Saving Rhinos, Using Military Dogs

Published 7 years ago

There is blood on the office floor and from a corner, comes a whimper.

“Sorry,” says Zimbabwe-born Jessica Folkertsen as she dabs tissue paper onto the hind leg of a fierce-looking dog to contain the bleeding.

“He was bitten and is leaking a little,” she says clinically.


Anyone else in her position might have panicked but not Folkertsen. She knew Ninjo, her Belgian Malinois who was born in Sarajevo and had done duty as an IED (improvised explosive device) tracker in Afghanistan, was tough enough to handle the injury.

But this was something he had brought upon himself.

Ninjo was ambushed by a feisty German Shepherd named Feya, who was on leave from her day job tracking rhino poachers and had only wanted to play.

Ninjo was not quite as keen and when he refused to give Feya what she wanted, things turned nasty. Folkertsen understands all this because she is the boss. And no, this is not an alternate universe where humans have turned pets into hired help.


Folkertsen is one of the founders of the Save Our Legacy (SOUL) Trust based in the Matopos, about 35 kilometers south of Bulawayo in Zimbabwe. The organization is involved in wildlife conservation with a focus on saving the rhino. That’s why the dogs.

The German Shepherds, who Folkertsen describe as “very intelligent dogs who love working”, are trained to work alongside human trackers to find poachers, ideally before, but sometimes even after they have committed their crime.

With Feya

The idea is that dogs can find scent in grass or granite rock, a feature peculiar to this area. They operate as a team and Folkertsen bands them together.


She spent eight years in the United Kingdom (UK) working with dogs and learning to train them for tracking. Ninjo was her partner. Although she did important work training military dogs, the longer Folkertsen was away from home, the more she wanted to return.

“I started becoming a keyboard warrior. I was on Facebook getting unhappy with how things were going in Zimbabwe and that people didn’t seem to be doing anything. Then I thought instead of complaining, go home and do it,” says Folkertsen.

Even though going home meant going back to a country with a stagnating economy steeped in political instability, Folkerstsen decided it was time for her and Ninjo to make the move.

“I looked at the pros and cons of the UK and of Zimbabwe and realized I wanted to deal with the cons of Africa and Zimbabwe as opposed to the cons of a first world country.”


She had a passion for animals but needed funding and people to help fight the cause and then thought of the dog-tracking idea.

She approached the Bubye Valley Conservancy in Matabeleland in Zimbabwe, who had received a sum of money from an American hunter who wanted to help, and agreed to let her use the cash to buy the first three dogs, all from Holland.

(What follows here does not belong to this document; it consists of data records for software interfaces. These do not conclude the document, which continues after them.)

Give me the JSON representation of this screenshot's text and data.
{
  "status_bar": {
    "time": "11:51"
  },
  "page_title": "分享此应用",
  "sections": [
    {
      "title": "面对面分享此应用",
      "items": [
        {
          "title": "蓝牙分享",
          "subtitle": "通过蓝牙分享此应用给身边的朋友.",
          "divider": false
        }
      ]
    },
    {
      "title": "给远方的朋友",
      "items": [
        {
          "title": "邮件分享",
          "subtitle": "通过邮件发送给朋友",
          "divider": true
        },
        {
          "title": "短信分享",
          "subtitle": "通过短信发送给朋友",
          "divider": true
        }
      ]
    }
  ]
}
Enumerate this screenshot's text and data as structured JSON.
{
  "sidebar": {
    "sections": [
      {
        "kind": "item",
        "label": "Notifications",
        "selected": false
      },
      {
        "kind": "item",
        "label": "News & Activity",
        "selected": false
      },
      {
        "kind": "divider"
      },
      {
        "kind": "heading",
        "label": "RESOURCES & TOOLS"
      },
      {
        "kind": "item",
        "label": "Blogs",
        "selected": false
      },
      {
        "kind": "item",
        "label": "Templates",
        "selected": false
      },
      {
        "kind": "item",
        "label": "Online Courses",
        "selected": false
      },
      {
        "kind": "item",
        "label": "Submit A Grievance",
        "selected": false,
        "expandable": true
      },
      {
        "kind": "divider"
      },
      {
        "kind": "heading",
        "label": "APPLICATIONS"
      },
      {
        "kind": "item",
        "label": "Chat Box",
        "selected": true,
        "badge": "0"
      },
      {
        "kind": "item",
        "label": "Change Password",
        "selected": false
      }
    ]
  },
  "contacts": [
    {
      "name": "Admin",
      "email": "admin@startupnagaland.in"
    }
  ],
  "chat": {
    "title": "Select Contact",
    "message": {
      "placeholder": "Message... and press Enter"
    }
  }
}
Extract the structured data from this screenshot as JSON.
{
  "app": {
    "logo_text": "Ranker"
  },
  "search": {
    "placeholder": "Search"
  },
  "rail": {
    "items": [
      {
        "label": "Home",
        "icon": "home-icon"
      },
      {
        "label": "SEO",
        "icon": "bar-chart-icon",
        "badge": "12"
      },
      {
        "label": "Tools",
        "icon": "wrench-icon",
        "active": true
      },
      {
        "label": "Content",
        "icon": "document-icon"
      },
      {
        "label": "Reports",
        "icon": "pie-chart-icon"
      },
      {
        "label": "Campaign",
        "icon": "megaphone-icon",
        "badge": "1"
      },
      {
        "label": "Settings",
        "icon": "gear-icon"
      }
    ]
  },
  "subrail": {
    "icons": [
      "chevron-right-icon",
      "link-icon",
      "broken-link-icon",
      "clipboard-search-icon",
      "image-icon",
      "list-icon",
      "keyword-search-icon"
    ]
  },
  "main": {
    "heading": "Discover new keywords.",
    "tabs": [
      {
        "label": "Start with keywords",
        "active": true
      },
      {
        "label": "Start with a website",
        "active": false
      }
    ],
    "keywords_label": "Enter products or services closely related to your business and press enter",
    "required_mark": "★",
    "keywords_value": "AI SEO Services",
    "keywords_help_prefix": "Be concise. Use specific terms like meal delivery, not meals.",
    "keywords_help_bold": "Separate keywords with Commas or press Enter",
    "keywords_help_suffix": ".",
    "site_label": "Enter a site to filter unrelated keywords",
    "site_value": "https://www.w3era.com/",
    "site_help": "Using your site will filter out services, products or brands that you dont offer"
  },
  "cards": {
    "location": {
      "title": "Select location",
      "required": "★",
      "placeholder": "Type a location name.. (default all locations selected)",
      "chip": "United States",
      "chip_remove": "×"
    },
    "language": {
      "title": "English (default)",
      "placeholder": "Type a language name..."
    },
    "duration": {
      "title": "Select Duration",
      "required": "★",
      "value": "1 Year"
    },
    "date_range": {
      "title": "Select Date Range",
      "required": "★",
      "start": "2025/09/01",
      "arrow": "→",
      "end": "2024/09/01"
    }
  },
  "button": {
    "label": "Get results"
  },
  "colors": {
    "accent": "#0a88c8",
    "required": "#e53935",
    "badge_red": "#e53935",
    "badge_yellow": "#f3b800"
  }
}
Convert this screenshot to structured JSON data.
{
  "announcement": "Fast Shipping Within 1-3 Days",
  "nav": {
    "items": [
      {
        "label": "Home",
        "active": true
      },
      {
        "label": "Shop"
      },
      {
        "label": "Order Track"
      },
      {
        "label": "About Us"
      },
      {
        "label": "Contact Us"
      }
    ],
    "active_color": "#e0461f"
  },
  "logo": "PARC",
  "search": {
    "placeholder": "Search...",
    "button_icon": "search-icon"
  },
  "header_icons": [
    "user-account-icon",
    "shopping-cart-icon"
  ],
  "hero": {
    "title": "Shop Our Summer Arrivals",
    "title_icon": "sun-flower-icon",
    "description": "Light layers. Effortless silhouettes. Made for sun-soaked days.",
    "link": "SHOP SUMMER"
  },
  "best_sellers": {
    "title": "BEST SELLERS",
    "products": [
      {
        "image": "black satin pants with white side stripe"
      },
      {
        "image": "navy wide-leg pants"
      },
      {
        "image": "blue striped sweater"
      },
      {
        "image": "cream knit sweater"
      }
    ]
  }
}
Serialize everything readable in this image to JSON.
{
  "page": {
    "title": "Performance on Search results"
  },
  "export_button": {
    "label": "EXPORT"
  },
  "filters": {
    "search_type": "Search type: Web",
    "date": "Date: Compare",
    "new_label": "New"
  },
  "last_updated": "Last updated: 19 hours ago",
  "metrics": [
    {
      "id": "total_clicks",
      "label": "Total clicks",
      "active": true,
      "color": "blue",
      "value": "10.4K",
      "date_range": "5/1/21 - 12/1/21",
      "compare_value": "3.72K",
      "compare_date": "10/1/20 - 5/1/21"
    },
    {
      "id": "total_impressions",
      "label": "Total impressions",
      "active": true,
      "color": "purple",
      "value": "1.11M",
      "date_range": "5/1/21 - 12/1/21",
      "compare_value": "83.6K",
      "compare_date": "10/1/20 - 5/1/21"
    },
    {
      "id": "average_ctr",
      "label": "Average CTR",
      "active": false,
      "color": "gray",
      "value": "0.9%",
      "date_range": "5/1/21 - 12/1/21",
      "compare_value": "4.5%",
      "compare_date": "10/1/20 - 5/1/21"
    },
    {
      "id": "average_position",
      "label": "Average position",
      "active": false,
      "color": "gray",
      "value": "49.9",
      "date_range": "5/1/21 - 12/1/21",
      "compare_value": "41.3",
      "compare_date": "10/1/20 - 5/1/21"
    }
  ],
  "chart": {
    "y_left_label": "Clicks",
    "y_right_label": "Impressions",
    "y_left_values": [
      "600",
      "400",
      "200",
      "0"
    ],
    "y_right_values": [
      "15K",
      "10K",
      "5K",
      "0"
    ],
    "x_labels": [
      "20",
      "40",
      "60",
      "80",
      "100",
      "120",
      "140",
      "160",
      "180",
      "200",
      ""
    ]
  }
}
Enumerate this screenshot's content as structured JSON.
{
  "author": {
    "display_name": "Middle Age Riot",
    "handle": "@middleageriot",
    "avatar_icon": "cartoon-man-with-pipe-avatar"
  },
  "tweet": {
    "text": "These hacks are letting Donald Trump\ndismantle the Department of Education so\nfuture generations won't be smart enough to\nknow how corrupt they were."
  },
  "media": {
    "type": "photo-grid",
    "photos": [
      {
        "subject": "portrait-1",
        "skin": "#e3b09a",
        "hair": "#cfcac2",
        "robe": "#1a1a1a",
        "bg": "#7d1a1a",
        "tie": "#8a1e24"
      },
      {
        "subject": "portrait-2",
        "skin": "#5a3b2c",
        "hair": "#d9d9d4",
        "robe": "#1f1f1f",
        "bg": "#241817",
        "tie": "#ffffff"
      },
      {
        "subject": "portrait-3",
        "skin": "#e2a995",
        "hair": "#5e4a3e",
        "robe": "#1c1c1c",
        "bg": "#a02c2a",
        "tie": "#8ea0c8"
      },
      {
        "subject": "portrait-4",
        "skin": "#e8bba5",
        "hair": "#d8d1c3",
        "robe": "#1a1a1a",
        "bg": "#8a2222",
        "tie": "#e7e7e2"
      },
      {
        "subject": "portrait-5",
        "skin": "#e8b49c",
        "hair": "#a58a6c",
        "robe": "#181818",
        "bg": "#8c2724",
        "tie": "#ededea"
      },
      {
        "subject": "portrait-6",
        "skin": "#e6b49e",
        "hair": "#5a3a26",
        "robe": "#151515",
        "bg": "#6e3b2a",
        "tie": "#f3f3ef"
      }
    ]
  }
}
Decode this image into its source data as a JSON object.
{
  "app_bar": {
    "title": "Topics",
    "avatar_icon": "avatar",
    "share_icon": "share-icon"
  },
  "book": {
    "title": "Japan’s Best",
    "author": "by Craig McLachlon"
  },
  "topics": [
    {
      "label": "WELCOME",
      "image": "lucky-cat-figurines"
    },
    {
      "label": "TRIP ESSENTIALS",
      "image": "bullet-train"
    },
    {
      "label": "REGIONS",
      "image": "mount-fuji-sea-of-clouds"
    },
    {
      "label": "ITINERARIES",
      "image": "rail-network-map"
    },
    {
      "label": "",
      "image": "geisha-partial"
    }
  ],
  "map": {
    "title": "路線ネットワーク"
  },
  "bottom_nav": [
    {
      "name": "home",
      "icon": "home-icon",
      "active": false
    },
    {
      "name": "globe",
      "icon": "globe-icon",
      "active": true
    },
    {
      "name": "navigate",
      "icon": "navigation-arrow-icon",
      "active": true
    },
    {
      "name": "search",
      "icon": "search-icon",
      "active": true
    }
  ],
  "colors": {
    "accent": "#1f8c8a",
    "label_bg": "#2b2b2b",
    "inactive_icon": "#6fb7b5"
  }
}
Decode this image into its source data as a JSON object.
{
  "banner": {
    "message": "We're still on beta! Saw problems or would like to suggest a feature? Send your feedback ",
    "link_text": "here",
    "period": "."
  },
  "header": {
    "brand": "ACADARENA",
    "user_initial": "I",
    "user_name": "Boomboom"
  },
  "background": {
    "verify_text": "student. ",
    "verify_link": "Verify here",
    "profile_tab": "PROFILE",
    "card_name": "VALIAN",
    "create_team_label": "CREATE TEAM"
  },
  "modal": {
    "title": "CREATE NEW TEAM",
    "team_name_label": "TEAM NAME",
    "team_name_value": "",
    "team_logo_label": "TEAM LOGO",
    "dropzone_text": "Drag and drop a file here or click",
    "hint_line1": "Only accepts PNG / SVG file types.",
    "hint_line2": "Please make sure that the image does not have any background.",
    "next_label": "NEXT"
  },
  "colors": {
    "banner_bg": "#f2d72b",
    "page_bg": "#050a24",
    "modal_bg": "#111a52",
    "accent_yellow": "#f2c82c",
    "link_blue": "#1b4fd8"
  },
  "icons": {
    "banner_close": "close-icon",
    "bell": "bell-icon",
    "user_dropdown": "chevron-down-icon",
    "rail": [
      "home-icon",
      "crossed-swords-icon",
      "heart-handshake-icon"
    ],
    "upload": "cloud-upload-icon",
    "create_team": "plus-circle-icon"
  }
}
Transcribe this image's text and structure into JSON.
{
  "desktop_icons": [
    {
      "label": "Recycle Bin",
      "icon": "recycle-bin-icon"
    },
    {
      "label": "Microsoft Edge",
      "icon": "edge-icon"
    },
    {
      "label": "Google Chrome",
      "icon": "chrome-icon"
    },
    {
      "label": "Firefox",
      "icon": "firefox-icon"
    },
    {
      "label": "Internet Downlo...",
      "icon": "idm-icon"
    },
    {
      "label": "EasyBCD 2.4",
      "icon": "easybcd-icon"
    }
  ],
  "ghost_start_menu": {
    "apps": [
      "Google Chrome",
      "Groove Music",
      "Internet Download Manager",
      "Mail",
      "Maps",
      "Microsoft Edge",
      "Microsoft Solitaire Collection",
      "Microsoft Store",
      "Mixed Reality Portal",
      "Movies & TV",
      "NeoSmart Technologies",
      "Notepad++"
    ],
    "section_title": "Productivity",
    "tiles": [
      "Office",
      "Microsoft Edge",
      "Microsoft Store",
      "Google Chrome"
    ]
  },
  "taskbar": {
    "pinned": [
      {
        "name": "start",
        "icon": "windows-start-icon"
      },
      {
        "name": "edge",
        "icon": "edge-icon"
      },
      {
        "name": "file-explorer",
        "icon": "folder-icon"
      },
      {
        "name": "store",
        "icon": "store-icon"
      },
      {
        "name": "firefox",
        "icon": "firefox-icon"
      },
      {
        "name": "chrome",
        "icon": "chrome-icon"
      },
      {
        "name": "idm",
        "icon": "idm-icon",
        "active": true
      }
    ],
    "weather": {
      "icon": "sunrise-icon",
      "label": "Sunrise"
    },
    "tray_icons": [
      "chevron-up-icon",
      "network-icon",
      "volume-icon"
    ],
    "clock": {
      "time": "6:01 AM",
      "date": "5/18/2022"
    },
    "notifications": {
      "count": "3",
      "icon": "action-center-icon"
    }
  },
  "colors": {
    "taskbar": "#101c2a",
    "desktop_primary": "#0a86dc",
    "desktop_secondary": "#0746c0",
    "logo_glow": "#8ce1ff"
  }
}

Then, Folkertsen teamed up with Barney O’Hara and Kyle Good, a couple with more than 40 years of experience in wildlife between them and who run a guest farm in the Matopos. They offered her use of some of their land to build kennels and coach dogs. And then, she had to find handlers.

Folkertsen put out a call to locals, to whom she offered training and employment. She received several responses. Through a careful selection process, she chose four young men, all under 25, and spent three months upskilling them and overseeing their bonding with the dogs who would become their Ninjos.


“The relationship between a handler and a dog is vital,” Folkertsen says. “The dogs have got to want to work for you so the stronger that relationship is, the harder the dog is likely to work.”

In early July, their education was complete and pairs went out on their first mission at Bubye. They spend three weeks in the conservancy followed by a week off.

When Feya found herself in a sticky situation with Ninjo, she was off that week. The pair made up soon after and Faye has since returned to work. She has not caught any poachers yet but Folkersten is sure she will, or even better, her presence and that of her dogs, will deter them.

“Just the threat of the dogs being there is a help,” says Folkertsen.


While SOUL takes its first steps, Folkertsen is already thinking of expanding. She hopes to have tracker dogs all over Zimbabwe and eventually even move into detection.

“We could train dogs to find rhino horn, ivory, drugs or explosives and if people wanted protection dogs, we could do that,” she says.

No doubt all of them will come across Ninjo and some of them may even become his special friend.